Lines of the data that contain the word "VERA" are the ones to copy.

SOURCE MATERIAL:

____

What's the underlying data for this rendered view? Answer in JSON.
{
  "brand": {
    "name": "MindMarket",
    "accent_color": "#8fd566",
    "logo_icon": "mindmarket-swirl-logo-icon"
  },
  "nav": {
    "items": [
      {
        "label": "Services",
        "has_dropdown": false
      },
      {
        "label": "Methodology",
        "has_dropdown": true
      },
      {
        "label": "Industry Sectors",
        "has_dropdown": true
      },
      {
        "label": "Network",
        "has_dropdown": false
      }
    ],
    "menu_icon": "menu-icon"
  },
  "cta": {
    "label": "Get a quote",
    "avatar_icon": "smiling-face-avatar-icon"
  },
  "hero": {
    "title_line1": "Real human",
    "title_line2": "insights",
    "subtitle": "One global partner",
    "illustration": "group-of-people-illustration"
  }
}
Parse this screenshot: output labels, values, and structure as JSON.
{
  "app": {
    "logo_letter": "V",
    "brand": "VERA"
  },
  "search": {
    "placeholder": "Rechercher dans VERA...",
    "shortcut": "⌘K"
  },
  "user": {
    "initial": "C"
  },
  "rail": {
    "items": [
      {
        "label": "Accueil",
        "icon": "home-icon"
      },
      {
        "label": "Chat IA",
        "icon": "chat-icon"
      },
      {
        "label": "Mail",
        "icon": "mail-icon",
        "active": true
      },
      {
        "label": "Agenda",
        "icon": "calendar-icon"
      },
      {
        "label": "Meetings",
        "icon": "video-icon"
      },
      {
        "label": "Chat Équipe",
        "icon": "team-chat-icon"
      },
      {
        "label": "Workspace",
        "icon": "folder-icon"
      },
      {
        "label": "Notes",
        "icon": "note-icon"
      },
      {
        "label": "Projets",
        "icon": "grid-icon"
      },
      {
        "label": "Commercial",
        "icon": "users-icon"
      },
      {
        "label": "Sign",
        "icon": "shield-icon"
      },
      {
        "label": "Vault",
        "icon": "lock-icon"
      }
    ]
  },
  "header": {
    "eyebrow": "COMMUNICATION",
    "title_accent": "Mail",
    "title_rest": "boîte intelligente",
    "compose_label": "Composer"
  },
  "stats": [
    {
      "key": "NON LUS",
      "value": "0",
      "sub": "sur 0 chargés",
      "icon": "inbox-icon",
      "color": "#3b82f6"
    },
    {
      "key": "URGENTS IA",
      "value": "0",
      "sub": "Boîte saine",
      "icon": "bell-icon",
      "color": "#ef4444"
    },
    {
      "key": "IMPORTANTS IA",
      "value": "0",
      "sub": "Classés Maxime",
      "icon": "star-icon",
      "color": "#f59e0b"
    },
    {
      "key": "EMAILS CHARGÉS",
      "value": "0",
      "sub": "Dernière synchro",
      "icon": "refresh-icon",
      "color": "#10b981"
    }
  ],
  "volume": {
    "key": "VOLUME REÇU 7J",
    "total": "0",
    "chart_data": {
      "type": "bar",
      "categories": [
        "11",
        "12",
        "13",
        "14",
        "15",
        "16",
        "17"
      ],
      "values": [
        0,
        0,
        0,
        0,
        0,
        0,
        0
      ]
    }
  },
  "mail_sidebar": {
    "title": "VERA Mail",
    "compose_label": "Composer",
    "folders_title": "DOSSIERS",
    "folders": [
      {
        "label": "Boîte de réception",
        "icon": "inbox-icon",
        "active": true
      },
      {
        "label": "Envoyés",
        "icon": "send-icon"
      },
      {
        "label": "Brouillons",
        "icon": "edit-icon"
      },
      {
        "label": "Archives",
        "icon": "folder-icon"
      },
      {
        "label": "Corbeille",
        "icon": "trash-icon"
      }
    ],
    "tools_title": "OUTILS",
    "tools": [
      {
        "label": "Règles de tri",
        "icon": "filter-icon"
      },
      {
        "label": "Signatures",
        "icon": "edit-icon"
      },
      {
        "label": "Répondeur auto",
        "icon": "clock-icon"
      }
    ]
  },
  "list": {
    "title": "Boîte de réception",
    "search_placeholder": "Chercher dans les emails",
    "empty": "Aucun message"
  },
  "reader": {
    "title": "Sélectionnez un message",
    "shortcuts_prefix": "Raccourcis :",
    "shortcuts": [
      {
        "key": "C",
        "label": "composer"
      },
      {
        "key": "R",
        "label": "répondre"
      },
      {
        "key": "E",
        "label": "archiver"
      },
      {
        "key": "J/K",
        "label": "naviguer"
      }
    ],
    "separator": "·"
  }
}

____

RESULT:
    "brand": "VERA"
    "placeholder": "Rechercher dans VERA...",
    "title": "VERA Mail",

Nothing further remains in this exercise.